to investigate the contribution of various hemodynamic disturbances in magistral vessels to optic neuropathy (ON) progression and ocular tension changes in endocrine ophthalmopathy (EOP).
A total of 39 patients (78 eyes) with subclinical EOP (clinical activity score, CAS = 2) associated with Graves' disease (n = 32, 64 eyes) or autoimmune thyroiditis (n = 7, 14 eyes) were examined. Orbit echography was performed in all patients. Blood flow was assessed with a Voluson 730 PRO ultrasound diagnostic system ("Kretz", Austria) in triplex mode (B-scan, color Doppler flow mapping in combination with pulse-wave Doppler). Thus obtained hemodynamic parameters in ophthalmic artery, central retinal artery (CRA), central retinal vein (CRV), short posterior ciliary arteries (SPCA), and long posterior ciliary arteries (LPCA) were analyzed. To reveal the role of hemodynamic disturbances in the above mentioned vessels in ON progression and eye pressure maintenance, the patients were divided into 7 groups. Only those eyes, whose peripheral indices were increased by more than 25% of normal values and diastolic blood flow decreased by not less than 25%, were selected for further study. Intraocular pressure changes were evaluated by group mean (Mmean = M ? m mmHg), optic neuropathy progression--by the difference in group mean depth (dB) and number of scotomas between the first and the last visit (6 months of observation).
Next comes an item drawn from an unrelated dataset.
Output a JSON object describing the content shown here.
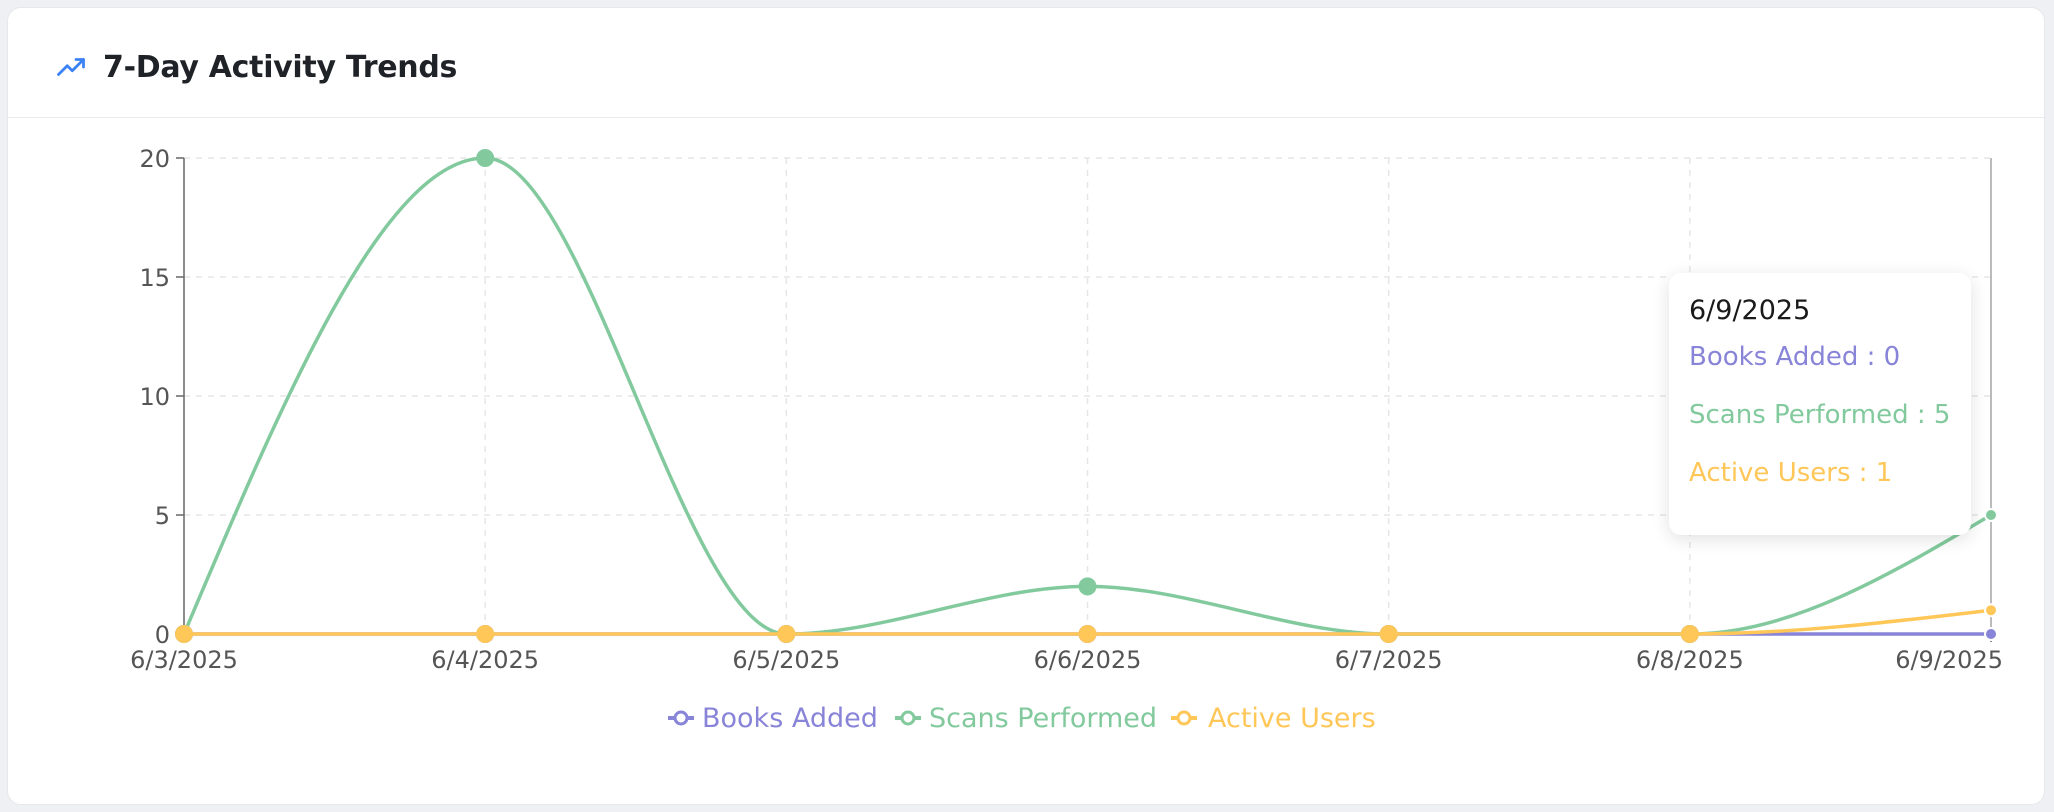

In almost all types of perfusion disturbances, the resultant chronic ocular ischemia causes a decrease in IOP. The only exception, as shown, is simultaneous involvement of CRA, SPCA, and LPCA. The level of blood flow disturbance determines the severity of qualitative and quantitative changes in eyes with EOP-associated ON. The rate of ON progression directly correlates with baseline IOP values on day zero.
Long-lasting chronic impairment of blood supply of the eyeball leads to reduction in ocular tension and progression of optic neuropathy. Combined perfusion disturbances in CRA and LPCA as well as in CRA, LPCA, and SPCA can be considered a high-risk factor, while SPCA and/or LPCA involvement--a moderate-risk factor.